Oil industry unfazed by Trump — top lobbyist

Source: Geof Koss, E&E reporter • Posted: Thursday, June 23, 2016

The head of the American Petroleum Institute said the group had no plans to scale back financial support for the Republican convention in Cleveland next month, while acknowledging that companies would like additional clarity from presumed GOP presidential nominee Donald Trump on recent comments about the Keystone XL pipeline.

While some companies, including Apple Inc., have said they won’t donate to the GOP convention in Cleveland because of the controversy surrounding Trump’s campaign and statements, API President Jack Gerard said he plans to be at both the GOP and Democratic gatherings to press policymakers on the economic opportunities for domestic oil and gas production.

“Our candidate is energy, so we see it as an opportunity to advance our candidacy — energy. So whether we’re in Cleveland or Philadelphia, that’s where we focused on,” Gerard said after an API-sponsored event on the campaigns.

“We don’t see it tied so much to any individual candidate or personality as much as an opportunity to have that broader, generic electoral conversation, if you will, on the role of energy,” he said.

Gerard, however, said he was puzzled by Trump’s recent comments that he would approve the Keystone XL pipeline if the American people receive a share of the profits.

He said, “Some of the comments he’s made, like about Keystone, for example, we need some further clarification. What does that mean? Historically, of course the government’s not in the business of doing business transactions with the private sector. We’re hopeful that’s just a misstatement, and we’ll have to sit down and visit with him about it.”

Gerard applauded Trump’s overall focus on the regulatory environment. The presumptive nominee made a high-profile energy speech last month and focused on rolling back Obama administration priorities.

“I was pleased to hear his comments about we’ve got to look at the regulatory burden,” Gerard told reporters. “You know the current administration’s energy policies are pretty muddled. It’s pretty conflicting what they’re doing.”

Gerard went on: “At one point, they’re saying, ‘Well, gee, public, you enjoy $2-per-gallon gasoline.’ … But at the same time, they’ve imposed 106 pending regulations on us. You can’t have it both ways. So it’s a bit of a mixed message. We’re hopeful to get clarity there, but the regulatory arena is one that clearly has to be looked at.”
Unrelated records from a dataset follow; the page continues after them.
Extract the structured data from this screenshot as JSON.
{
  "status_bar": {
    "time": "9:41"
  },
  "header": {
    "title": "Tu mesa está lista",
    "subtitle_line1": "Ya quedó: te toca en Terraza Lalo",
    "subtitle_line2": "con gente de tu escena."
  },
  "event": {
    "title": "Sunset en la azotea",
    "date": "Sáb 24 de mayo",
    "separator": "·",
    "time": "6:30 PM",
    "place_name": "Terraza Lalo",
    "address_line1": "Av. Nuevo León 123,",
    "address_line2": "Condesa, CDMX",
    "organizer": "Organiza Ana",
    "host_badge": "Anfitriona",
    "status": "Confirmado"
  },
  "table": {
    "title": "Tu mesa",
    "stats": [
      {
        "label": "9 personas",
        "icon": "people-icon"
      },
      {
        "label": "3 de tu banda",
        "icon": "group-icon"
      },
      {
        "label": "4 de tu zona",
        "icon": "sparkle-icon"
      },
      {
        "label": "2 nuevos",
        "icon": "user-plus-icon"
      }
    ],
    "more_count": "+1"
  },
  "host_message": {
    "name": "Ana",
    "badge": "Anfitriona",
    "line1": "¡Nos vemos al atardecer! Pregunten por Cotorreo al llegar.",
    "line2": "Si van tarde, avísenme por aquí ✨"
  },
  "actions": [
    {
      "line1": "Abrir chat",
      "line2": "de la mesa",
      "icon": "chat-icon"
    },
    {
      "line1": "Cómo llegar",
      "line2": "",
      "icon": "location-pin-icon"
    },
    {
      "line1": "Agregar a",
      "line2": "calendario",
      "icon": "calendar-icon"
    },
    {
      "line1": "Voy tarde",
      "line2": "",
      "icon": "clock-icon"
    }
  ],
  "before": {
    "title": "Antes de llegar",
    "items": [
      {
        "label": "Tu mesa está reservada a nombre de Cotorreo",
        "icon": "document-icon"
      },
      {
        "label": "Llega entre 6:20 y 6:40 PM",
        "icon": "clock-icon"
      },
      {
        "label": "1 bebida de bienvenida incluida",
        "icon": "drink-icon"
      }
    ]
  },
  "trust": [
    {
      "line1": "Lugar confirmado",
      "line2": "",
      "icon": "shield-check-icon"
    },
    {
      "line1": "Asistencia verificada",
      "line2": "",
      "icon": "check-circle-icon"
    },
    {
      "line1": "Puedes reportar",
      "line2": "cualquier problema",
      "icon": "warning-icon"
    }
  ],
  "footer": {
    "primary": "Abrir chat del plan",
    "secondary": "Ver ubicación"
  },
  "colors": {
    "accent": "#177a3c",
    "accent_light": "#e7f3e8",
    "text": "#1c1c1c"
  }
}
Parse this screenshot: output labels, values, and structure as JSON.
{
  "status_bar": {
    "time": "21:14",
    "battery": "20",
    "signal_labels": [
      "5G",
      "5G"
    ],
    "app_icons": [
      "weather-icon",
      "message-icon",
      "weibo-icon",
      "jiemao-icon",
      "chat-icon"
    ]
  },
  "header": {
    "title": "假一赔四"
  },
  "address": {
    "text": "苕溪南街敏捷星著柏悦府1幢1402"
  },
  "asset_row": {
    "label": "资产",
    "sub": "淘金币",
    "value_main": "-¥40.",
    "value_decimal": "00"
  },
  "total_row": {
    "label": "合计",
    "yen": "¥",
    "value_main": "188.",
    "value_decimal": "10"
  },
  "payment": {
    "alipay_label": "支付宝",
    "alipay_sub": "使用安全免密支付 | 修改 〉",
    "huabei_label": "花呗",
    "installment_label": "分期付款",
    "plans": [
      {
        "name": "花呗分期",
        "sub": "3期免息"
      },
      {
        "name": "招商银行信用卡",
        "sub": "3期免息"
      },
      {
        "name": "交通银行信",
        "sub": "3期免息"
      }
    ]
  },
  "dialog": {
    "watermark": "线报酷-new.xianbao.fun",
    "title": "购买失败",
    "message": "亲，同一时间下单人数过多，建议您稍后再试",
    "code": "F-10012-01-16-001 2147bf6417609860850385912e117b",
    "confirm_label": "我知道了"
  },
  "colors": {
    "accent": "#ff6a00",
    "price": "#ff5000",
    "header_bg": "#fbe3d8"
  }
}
During this morning’s event, API unveiled new polling showing broad public support for increasing access to domestic oil and gas reserves and for increased production. Researchers found that 73 percent of voters believe federal regulations contribute to higher gasoline costs.

Such polls will be at the heart of the oil and gas industry’s message at the conventions. “We believe energy should be a nonpartisan issue,” said Gerard.

Still, Gerard expressed unease with the energy debate playing out in the Democratic party, where Hillary Clinton has talked tough about hydraulic fracturing.

“We’re anxious to see where Secretary Clinton comes out,” he said, noting the appointment of prominent environmental activist Bill McKibben to the Democratic platform committee. “We have some pretty extreme views” represented.

Sean Spicer, chief strategist and communications director for the Republican National Committee, noted that Democrats are far more divided on energy policy than Republicans.

He said Trump will soon outline additional energy and environmental views, but details on the candidate’s position are more likely to surface in the form of papers posted online rather than through “wonky speeches at Brookings or Heritage.”

“That’s just not his thing,” Spicer said. “I think you might see more discussion of the issues, but it’s not going to be in the standard forms.”